It’s safe to say that the 2020 league year will be unlike any the NFL has ever seen before. The COVID-19 pandemic has already left its mark on the early stages of the offseason, with team facilities shut down, travel banned, relying on local physicals for free agents and FaceTiming with draft prospects. Pro Day? Not happening. The draft? It will be in a studio.
That’s what we currently know. What we don’t yet know is how much more will be affected beyond that, but it feels safe to guess that its reach will go beyond the draft as a tentpole, perhaps far beyond. As if this writing, the United States has more total cases, and far more active cases, of the coronavirus than any other country in the world, and it’s still expected to grow worse for weeks to come before a plateau can even be hoped for.
Needless to say, that ha left many in the NFL pessimistic about what is to come.
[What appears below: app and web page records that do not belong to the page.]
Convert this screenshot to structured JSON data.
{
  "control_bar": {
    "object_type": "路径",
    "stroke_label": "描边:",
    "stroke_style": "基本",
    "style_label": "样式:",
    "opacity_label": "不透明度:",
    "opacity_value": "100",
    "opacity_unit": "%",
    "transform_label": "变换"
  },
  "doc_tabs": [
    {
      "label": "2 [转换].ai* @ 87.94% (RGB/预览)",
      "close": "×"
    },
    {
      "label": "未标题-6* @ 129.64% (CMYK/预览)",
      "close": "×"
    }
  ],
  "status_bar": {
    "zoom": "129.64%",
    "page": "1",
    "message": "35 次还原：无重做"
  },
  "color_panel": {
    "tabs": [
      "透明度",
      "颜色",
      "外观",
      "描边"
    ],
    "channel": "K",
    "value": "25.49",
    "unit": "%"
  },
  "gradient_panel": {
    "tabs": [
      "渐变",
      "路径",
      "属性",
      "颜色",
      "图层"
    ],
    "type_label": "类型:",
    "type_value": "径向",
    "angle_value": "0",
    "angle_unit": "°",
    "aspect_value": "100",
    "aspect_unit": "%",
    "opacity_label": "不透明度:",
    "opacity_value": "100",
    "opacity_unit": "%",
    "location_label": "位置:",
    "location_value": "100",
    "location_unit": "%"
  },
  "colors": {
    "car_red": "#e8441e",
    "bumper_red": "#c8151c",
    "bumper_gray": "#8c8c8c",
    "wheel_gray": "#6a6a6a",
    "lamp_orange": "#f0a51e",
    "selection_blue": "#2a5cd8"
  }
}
Baltimore Ravens president Dick Cass appears to be resigned to the fact that he is not going to be seeing his players any time soon, other than through the phone.
“I just don’t think the OTAs are going to happen at all”, he told the team’s website. “I hope I’m wrong. I’m hoping we can get some players in (the facility) in June, but I’m sort of doubtful of that. The next big date for the players of course will be the opening of training camp. We’re all hopeful that will not be delayed”.
While the league and its constituent teams are currently operating under the assumption that they will have a full NFL season in terms of games played available to them, Cass admits that there is uncertainty lingering over the entirety of the 2020 calendar.
“It’s really hard to know about long-term impacts”, he said. “A lot of that is going to depend on how long the stay-at-home order remains in effect. If it lasts a long time, it could have obviously an effect on our season. No one expects that, but you just don’t know”.
This is a growing and evolving situation that we can only take a day at a time. The less we do to help stop the spread of the virus, the worse it will be, and the increasingly likely it will be that it will continue to affect or way of life in new ways, both personally and professionally. And in terms of our entertainment options, which have become quite limited with so much of the industry in a standstill.